**WHAT YOU ARE ASKED TO DO**. Find all lines in the records that include the word "Senior", and copy them out.

**Saved data entries**.
------------------------
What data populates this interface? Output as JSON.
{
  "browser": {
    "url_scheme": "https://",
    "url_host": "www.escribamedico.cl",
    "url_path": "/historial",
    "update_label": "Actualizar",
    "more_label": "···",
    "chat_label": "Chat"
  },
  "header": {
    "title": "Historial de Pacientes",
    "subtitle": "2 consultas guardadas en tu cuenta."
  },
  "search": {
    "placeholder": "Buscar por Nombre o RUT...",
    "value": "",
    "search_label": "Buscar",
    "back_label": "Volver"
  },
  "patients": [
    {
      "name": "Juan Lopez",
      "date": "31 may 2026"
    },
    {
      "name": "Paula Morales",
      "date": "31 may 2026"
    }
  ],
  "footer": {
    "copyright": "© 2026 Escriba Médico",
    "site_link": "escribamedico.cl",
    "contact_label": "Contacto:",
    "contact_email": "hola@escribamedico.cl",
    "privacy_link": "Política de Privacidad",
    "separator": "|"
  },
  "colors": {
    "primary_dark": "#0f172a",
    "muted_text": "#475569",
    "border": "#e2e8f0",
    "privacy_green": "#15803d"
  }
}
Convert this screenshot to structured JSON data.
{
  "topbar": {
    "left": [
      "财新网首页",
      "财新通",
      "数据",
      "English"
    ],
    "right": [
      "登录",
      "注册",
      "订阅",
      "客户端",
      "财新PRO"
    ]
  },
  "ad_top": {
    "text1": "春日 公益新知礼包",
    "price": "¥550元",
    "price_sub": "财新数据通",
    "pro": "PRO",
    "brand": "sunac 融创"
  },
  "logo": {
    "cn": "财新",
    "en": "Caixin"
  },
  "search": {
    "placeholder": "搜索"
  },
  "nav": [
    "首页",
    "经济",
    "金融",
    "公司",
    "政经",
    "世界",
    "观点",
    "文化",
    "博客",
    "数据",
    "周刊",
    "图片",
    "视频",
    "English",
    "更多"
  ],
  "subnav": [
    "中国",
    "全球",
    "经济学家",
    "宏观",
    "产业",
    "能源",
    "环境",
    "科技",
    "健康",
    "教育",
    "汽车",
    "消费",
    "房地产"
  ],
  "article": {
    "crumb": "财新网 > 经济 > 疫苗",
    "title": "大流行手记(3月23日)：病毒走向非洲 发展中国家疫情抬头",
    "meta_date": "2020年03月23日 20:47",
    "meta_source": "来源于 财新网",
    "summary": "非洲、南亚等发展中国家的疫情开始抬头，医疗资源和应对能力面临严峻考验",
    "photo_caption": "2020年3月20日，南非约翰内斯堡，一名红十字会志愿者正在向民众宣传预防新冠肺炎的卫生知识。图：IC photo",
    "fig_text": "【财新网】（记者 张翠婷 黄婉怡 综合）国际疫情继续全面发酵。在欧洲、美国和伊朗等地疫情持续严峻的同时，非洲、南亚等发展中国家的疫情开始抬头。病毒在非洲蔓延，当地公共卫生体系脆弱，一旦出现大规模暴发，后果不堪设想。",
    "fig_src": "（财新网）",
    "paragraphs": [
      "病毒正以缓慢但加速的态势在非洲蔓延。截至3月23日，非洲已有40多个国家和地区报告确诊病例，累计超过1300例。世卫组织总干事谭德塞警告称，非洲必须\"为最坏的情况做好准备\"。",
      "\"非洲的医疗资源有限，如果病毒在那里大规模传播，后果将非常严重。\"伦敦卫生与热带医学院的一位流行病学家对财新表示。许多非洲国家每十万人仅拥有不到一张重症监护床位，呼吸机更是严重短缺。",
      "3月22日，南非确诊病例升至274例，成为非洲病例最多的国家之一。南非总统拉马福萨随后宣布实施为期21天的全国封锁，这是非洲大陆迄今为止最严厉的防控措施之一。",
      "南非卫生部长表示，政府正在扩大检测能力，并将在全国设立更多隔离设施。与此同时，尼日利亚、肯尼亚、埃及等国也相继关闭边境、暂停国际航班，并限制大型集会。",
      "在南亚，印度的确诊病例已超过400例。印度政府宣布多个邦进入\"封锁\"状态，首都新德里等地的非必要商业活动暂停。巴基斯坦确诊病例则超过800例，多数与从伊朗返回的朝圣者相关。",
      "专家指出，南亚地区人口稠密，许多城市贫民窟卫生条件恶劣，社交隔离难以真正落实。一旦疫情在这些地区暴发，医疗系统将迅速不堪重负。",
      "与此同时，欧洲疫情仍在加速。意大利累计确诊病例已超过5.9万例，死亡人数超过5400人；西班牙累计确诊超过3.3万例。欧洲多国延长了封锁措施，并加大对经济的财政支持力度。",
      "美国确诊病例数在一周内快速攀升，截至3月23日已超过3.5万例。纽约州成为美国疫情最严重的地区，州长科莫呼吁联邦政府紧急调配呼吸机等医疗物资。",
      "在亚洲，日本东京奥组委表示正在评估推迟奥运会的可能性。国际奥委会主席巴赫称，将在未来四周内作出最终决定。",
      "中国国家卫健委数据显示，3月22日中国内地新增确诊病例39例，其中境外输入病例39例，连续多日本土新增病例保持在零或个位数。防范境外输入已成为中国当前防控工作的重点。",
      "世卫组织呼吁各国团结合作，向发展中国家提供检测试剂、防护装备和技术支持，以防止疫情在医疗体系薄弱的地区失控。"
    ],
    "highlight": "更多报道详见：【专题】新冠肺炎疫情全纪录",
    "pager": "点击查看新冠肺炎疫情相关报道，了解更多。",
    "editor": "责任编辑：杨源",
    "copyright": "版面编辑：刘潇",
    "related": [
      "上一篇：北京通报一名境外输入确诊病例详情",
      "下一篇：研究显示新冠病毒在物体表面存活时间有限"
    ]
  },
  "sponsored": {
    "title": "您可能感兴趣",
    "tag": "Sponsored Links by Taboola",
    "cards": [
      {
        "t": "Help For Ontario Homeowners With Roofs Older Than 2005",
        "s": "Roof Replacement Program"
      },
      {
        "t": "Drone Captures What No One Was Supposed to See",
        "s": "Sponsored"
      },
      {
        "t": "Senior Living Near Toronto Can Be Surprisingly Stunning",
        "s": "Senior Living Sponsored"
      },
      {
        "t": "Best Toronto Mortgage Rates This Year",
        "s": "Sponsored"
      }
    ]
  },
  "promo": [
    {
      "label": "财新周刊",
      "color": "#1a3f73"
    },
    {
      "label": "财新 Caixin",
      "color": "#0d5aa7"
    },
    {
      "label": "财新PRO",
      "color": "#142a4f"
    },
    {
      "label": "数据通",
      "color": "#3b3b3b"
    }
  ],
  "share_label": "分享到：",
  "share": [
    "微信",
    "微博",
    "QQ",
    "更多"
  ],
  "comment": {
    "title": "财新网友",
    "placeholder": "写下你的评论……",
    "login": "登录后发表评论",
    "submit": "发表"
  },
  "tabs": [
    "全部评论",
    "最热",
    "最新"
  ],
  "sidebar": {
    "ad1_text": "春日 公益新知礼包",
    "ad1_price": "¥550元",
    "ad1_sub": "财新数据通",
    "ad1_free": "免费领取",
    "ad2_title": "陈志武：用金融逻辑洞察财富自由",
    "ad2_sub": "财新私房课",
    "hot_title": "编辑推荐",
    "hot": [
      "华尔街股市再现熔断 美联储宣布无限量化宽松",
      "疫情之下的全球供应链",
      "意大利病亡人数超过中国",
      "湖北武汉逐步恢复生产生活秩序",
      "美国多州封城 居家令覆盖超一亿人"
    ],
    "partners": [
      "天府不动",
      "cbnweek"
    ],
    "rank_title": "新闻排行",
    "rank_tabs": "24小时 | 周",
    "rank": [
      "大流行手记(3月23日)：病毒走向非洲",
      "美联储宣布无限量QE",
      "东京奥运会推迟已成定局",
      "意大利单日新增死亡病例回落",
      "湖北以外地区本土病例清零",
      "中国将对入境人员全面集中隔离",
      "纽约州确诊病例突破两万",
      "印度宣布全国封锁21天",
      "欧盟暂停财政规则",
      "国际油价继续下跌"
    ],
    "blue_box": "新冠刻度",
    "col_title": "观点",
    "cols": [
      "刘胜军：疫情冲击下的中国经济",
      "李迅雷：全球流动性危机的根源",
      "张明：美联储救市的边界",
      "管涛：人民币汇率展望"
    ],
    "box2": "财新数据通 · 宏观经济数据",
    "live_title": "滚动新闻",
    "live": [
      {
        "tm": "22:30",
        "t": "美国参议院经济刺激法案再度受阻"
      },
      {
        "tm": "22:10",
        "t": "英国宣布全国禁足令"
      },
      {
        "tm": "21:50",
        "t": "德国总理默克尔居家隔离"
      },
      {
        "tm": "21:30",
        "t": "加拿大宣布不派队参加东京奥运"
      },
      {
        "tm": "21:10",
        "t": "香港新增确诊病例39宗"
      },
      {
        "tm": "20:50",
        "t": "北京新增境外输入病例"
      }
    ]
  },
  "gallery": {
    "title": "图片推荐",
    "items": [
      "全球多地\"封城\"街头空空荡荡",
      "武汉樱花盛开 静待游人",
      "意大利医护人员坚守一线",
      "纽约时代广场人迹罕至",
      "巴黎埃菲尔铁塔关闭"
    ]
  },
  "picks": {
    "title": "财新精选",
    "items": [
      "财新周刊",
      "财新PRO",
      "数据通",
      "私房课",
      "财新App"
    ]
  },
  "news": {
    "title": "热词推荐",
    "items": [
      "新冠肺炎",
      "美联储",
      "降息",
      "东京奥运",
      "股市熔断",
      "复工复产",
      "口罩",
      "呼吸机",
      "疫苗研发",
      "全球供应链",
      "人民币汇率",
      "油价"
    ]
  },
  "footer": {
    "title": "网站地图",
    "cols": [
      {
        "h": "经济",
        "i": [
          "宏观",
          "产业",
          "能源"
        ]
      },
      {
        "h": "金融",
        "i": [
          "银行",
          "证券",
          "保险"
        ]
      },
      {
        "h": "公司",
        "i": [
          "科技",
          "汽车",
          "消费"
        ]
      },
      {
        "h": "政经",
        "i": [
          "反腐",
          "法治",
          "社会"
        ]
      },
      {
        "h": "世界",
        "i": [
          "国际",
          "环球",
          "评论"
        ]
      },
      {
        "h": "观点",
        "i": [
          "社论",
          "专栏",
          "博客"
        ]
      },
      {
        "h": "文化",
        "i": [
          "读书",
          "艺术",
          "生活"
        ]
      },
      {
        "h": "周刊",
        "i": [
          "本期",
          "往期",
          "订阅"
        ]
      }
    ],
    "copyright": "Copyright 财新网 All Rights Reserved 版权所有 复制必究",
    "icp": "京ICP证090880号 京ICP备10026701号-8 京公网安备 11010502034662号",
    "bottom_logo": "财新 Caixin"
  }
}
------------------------
**RESPONSE**.
        "t": "Senior Living Near Toronto Can Be Surprisingly Stunning",
        "s": "Senior Living Sponsored"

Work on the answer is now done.